◆ What the task requires
Filter these entries down to the lines that hold the word "name", and show each of them.

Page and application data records

◇ ◇ ◇

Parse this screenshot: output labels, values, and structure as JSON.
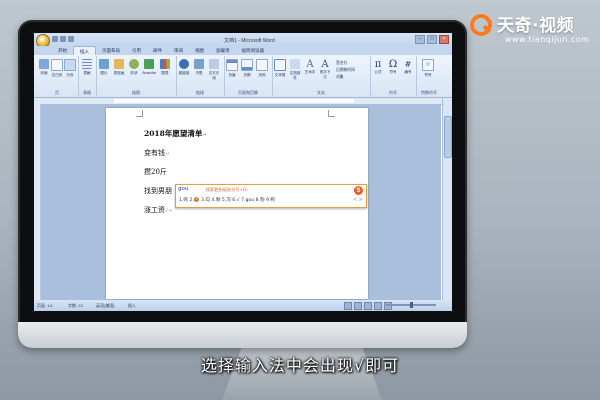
{
  "word": {
    "title": "文档1 - Microsoft Word",
    "tabs": [
      "开始",
      "插入",
      "页面布局",
      "引用",
      "邮件",
      "审阅",
      "视图",
      "加载项",
      "福昕阅读器"
    ],
    "ribbon_groups": [
      {
        "name": "页",
        "buttons": [
          "封面",
          "空白页",
          "分页"
        ]
      },
      {
        "name": "表格",
        "buttons": [
          "表格"
        ]
      },
      {
        "name": "插图",
        "buttons": [
          "图片",
          "剪贴画",
          "形状",
          "SmartArt",
          "图表"
        ]
      },
      {
        "name": "链接",
        "buttons": [
          "超链接",
          "书签",
          "交叉引用"
        ]
      },
      {
        "name": "页眉和页脚",
        "buttons": [
          "页眉",
          "页脚",
          "页码"
        ]
      },
      {
        "name": "文本",
        "buttons": [
          "文本框",
          "文档部件",
          "艺术字",
          "首字下沉"
        ]
      },
      {
        "name": "符号",
        "buttons": [
          "公式",
          "符号",
          "编号"
        ]
      },
      {
        "name": "特殊符号",
        "buttons": [
          "符号"
        ]
      }
    ],
    "text_group_small": [
      "签名行",
      "日期和时间",
      "对象"
    ],
    "document_lines": [
      {
        "text": "2018年愿望清单",
        "mark": "↵"
      },
      {
        "text": "变有钱",
        "mark": "↵"
      },
      {
        "text": "攒20斤",
        "mark": ""
      },
      {
        "text": "找到男朋",
        "mark": ""
      },
      {
        "text": "涨工资",
        "mark": "√↵"
      }
    ],
    "ime": {
      "input": "gou",
      "hint": "搜索更多候选(分号+G)",
      "logo": "S",
      "candidates": "1.购 2.🍪 3.勾 4.够 5.沟 6.√ 7.gou 8.狗 9.构",
      "nav": "< >"
    },
    "status": {
      "page": "页面: 1/1",
      "words": "字数: 23",
      "lang": "英语(美国)",
      "mode": "插入"
    }
  },
  "watermark": {
    "title": "天奇·视频",
    "url": "www.tianqijun.com"
  },
  "subtitle": "选择输入法中会出现√即可"
}
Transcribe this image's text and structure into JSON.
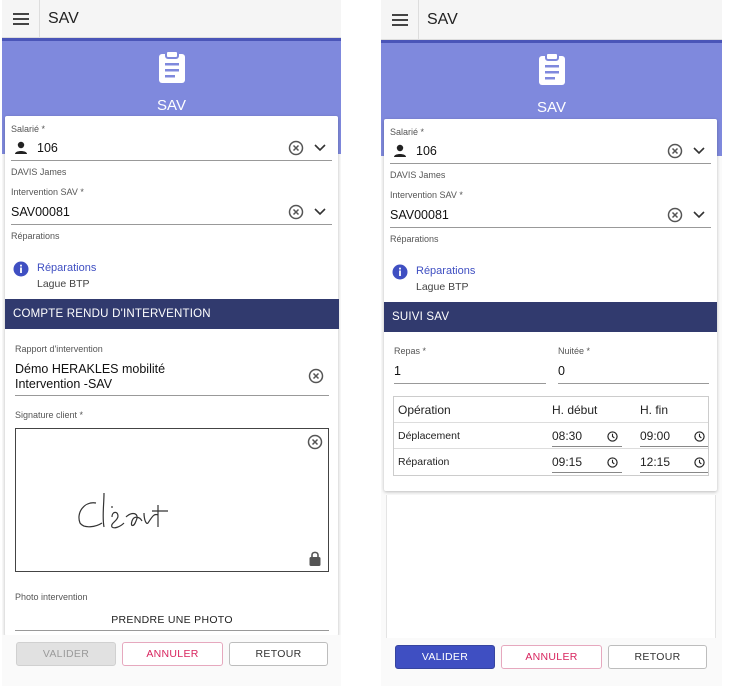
{
  "app": {
    "title": "SAV",
    "banner_title": "SAV"
  },
  "colors": {
    "banner": "#7f89dd",
    "section_header": "#313a6e",
    "primary": "#3f4fc2",
    "danger": "#d8245e",
    "info": "#3f4fc2"
  },
  "left": {
    "salarie": {
      "label": "Salarié *",
      "value": "106",
      "sub": "DAVIS James"
    },
    "intervention": {
      "label": "Intervention SAV *",
      "value": "SAV00081",
      "sub": "Réparations"
    },
    "info": {
      "title": "Réparations",
      "subtitle": "Lague BTP"
    },
    "section_title": "COMPTE RENDU D'INTERVENTION",
    "rapport": {
      "label": "Rapport d'intervention",
      "line1": "Démo HERAKLES mobilité",
      "line2": "Intervention -SAV"
    },
    "signature": {
      "label": "Signature client *",
      "handwriting": "client"
    },
    "photo": {
      "label": "Photo intervention",
      "button": "PRENDRE UNE PHOTO"
    },
    "buttons": {
      "validate": "VALIDER",
      "cancel": "ANNULER",
      "back": "RETOUR"
    }
  },
  "right": {
    "salarie": {
      "label": "Salarié *",
      "value": "106",
      "sub": "DAVIS James"
    },
    "intervention": {
      "label": "Intervention SAV *",
      "value": "SAV00081",
      "sub": "Réparations"
    },
    "info": {
      "title": "Réparations",
      "subtitle": "Lague BTP"
    },
    "section_title": "SUIVI SAV",
    "repas": {
      "label": "Repas *",
      "value": "1"
    },
    "nuitee": {
      "label": "Nuitée *",
      "value": "0"
    },
    "table": {
      "headers": [
        "Opération",
        "H. début",
        "H. fin"
      ],
      "rows": [
        {
          "operation": "Déplacement",
          "start": "08:30",
          "end": "09:00"
        },
        {
          "operation": "Réparation",
          "start": "09:15",
          "end": "12:15"
        }
      ]
    },
    "buttons": {
      "validate": "VALIDER",
      "cancel": "ANNULER",
      "back": "RETOUR"
    }
  }
}
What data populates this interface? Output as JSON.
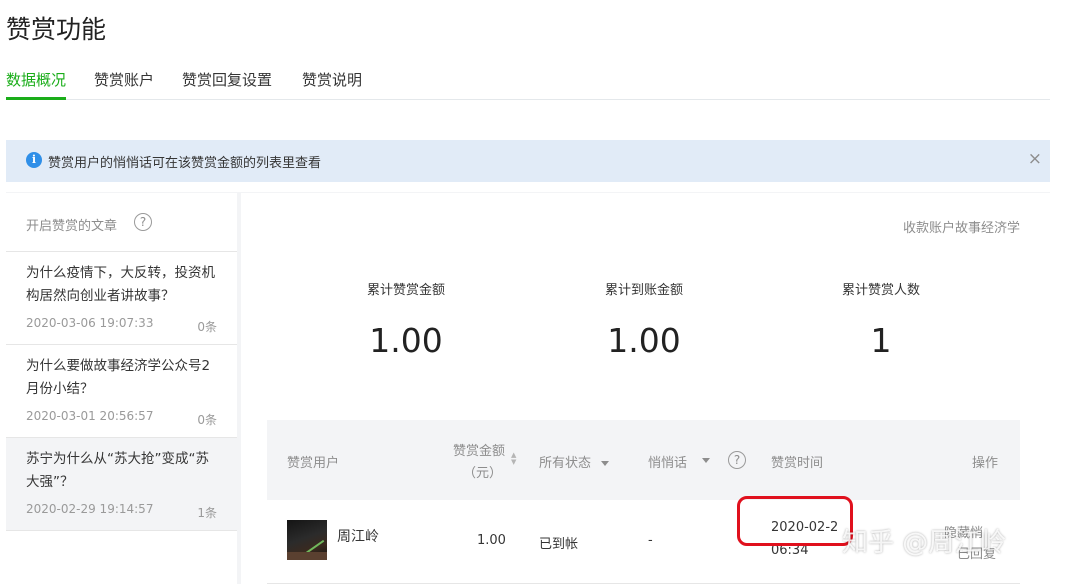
{
  "page": {
    "title": "赞赏功能"
  },
  "tabs": [
    {
      "label": "数据概况",
      "active": true
    },
    {
      "label": "赞赏账户",
      "active": false
    },
    {
      "label": "赞赏回复设置",
      "active": false
    },
    {
      "label": "赞赏说明",
      "active": false
    }
  ],
  "notice": {
    "text": "赞赏用户的悄悄话可在该赞赏金额的列表里查看",
    "info_icon": "i",
    "close_icon": "×"
  },
  "articles": {
    "header": "开启赞赏的文章",
    "help_icon": "?",
    "items": [
      {
        "title": "为什么疫情下，大反转，投资机构居然向创业者讲故事？",
        "date": "2020-03-06 19:07:33",
        "count": "0条",
        "selected": false
      },
      {
        "title": "为什么要做故事经济学公众号2月份小结？",
        "date": "2020-03-01 20:56:57",
        "count": "0条",
        "selected": false
      },
      {
        "title": "苏宁为什么从“苏大抢”变成“苏大强”？",
        "date": "2020-02-29 19:14:57",
        "count": "1条",
        "selected": true
      }
    ]
  },
  "summary": {
    "account": "收款账户故事经济学",
    "stats": [
      {
        "label": "累计赞赏金额",
        "value": "1.00"
      },
      {
        "label": "累计到账金额",
        "value": "1.00"
      },
      {
        "label": "累计赞赏人数",
        "value": "1"
      }
    ]
  },
  "table": {
    "headers": {
      "user": "赞赏用户",
      "amount_line1": "赞赏金额",
      "amount_line2": "（元）",
      "status": "所有状态",
      "whisper": "悄悄话",
      "whisper_help": "?",
      "time": "赞赏时间",
      "action": "操作"
    },
    "rows": [
      {
        "user": "周江岭",
        "amount": "1.00",
        "status": "已到帐",
        "whisper": "-",
        "time_line1": "2020-02-2",
        "time_line2": "06:34",
        "action_line1": "隐藏悄",
        "action_line2": "已回复"
      }
    ]
  },
  "watermark": "知乎 @周江岭",
  "colors": {
    "accent": "#1aad19",
    "notice_bg": "#e1ebf7",
    "info_blue": "#2f8fe8",
    "annotation_red": "#e0101d"
  }
}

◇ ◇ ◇

◆ Response to the task
        "name": "页",
        "name": "表格",
        "name": "插图",
        "name": "链接",
        "name": "页眉和页脚",
        "name": "文本",
        "name": "符号",
        "name": "特殊符号",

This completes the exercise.